It's the latest example of a plastics company being examined as a source of per- and polyfluoroalkyl substances, or PFAS, pollution in rivers and streams.
The chemicals can get into the environment from a variety of sources, including by use as a fire suppression agent in firefighting foams and as a coating on packaging. But government officials said after months of review of local conditions, they believe Tribar is a major source in the nearby surface water system.
"It's the only source we've identified in the community," said Steve Brown, city manager for Wixom, Mich. "Our people are very concerned about it. This has been referred to as an emerging contaminant situation."
The Tribar situation will be one focus at a public hearing Wixom is hosting with state officials Oct. 4 to look at PFAS contamination within the Huron River watershed.
According to documents from the Michigan Department of Environmental Quality, surface water sampling in and around Wixom has detected perfluorooctane sulfonate, one of the class of PFAS chemicals, at 1,400 and 5,500 parts per trillion, hundreds of times higher than allowed by existing regulations.
Tribar officials did not respond to requests for comment, but Brown said tests have shown that one of the company's facilities in Wixom has been discharging PFOS into the city's wastewater treatment system at up to 28,000 parts per trillion.
The company is only allowed to discharge 12 parts per trillion into the city treatment system, according to a Sept. 19 administrative compliance order that Wixom sent to Tribar.
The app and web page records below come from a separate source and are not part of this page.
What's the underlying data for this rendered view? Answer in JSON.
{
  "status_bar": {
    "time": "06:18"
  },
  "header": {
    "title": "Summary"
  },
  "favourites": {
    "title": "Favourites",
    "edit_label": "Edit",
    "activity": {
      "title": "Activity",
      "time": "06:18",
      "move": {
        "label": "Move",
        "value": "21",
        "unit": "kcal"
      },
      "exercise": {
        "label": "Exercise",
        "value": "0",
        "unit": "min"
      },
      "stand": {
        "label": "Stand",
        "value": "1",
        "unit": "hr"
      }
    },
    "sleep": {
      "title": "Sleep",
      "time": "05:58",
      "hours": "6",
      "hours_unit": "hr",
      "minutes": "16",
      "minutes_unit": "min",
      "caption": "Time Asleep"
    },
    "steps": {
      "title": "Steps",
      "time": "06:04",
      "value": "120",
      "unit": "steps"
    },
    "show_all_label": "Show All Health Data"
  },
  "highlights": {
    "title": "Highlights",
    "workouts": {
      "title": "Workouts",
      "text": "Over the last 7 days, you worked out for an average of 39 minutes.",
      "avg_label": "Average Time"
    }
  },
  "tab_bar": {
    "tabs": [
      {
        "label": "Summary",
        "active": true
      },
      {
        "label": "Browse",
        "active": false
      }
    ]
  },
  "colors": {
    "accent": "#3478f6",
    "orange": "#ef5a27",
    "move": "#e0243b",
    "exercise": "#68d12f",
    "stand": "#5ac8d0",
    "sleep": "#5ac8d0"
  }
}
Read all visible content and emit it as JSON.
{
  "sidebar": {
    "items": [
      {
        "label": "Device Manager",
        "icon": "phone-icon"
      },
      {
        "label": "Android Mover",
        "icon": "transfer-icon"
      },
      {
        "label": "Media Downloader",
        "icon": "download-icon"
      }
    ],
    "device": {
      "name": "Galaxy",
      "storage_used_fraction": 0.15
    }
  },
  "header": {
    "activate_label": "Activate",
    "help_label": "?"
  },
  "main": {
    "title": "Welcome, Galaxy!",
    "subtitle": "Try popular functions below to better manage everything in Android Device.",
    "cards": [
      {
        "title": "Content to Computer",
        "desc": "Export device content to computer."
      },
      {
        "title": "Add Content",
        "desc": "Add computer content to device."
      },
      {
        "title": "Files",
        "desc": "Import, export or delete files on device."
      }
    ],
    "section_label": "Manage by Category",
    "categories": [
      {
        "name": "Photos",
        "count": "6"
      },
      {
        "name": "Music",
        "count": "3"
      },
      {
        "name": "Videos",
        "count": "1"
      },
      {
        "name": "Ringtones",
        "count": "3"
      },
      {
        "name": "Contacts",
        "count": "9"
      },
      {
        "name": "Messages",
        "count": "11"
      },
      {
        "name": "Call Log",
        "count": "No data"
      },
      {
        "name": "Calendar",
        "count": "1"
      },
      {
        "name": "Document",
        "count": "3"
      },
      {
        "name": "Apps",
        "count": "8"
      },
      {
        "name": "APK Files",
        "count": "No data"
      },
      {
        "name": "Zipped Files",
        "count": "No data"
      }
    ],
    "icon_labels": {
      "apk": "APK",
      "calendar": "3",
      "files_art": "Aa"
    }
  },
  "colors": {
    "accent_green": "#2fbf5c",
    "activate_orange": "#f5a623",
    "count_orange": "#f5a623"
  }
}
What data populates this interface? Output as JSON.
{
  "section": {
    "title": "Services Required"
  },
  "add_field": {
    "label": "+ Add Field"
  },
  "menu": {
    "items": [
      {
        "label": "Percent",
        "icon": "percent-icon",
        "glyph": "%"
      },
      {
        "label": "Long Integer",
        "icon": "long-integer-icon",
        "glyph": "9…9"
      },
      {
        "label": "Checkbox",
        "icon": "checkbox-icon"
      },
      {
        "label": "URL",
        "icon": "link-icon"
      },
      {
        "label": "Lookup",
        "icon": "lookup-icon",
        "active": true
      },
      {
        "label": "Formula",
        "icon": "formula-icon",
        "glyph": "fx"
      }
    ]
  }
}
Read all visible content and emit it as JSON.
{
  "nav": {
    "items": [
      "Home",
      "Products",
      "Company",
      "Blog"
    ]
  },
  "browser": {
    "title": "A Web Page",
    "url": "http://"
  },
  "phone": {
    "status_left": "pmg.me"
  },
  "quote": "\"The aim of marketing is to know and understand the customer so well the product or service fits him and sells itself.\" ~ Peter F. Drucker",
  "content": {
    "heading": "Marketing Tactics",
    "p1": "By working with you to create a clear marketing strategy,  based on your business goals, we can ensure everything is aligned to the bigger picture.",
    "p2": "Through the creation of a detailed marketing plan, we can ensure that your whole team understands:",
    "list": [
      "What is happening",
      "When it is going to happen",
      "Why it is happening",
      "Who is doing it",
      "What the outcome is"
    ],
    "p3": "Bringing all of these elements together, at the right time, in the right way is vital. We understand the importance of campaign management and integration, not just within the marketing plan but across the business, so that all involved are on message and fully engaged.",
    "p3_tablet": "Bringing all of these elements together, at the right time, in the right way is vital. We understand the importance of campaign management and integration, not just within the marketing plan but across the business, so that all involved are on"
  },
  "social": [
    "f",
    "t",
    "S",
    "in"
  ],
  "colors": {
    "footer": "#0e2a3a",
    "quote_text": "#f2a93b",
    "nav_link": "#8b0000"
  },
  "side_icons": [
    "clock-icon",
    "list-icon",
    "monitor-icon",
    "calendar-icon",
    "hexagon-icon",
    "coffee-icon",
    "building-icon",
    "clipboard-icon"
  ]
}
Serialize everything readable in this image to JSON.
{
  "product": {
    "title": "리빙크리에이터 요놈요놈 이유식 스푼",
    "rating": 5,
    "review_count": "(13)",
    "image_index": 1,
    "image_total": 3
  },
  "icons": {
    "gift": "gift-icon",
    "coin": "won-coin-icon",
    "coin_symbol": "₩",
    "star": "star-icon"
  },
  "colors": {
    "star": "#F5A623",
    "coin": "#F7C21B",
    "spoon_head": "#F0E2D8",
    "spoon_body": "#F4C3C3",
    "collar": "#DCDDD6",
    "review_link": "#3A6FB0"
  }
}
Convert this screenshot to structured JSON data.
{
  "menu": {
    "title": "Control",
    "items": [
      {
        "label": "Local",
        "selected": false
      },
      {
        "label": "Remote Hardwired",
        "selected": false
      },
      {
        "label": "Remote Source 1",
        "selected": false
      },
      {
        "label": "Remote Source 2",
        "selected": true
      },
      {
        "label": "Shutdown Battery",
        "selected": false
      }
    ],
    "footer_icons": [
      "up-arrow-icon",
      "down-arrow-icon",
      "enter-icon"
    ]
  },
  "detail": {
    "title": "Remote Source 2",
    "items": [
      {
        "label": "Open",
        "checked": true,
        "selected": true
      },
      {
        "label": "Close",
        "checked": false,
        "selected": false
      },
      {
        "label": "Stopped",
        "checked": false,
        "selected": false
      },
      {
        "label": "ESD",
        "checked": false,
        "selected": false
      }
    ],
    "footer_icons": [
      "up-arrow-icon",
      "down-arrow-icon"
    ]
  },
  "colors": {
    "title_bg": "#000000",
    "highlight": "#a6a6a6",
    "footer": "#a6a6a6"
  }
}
That order gives the company until Oct. 19 to explain its plans for limiting the PFOS discharges.
Brown said the company has been working with government agencies.
"The MDEQ, the city and Adept have since been working together cooperatively and aggressively to address this concern as it has emerged," according to a statement from the city of Wixom. Tribar is also known locally as Adept Plastic Finishing Inc. Private equity firm HCI Equity Partners bought Tribar in 2015 and Adept in 2016.
Brown said Tribar stopped using PFOS in 2015, as required by regulations, suggesting that the current levels could come from residual contamination in its manufacturing processes.
"PFAS substances are known to be persistent and that seems to be the most likely reason Adept's discharge to our plant has a high level of PFAS present even after they stopped using PFAS," the city statement added. "The MDEQ has communicated that reduction and/or elimination of this PFAS source at Adept may take time given this is a complex and emerging issue."
Brown said that he's been to the Tribar factory, and the company is looking at installing filter systems with granular activated carbon to stop PFAS chemicals from leaving its factory.
"They've been forthcoming with us," Brown said. "We've been happy with the level of engagement."
At the moment, the city is not planning to put filters on its wastewater treatment plant because the source of the pollution in the Wixom area seems to be the Tribar facility, Brown said.
Michigan state officials in recent weeks have issued advisories not to eat fish from large parts of the Huron River watershed because fish were found to have high PFOS levels, and told residents to avoid swallowing foam from Huron River.
Wixom said in its statement that it's ruled out firefighting foams as a source of contamination after determining that the Wixom fire department has not used foams with PFAS going back at least 25 years.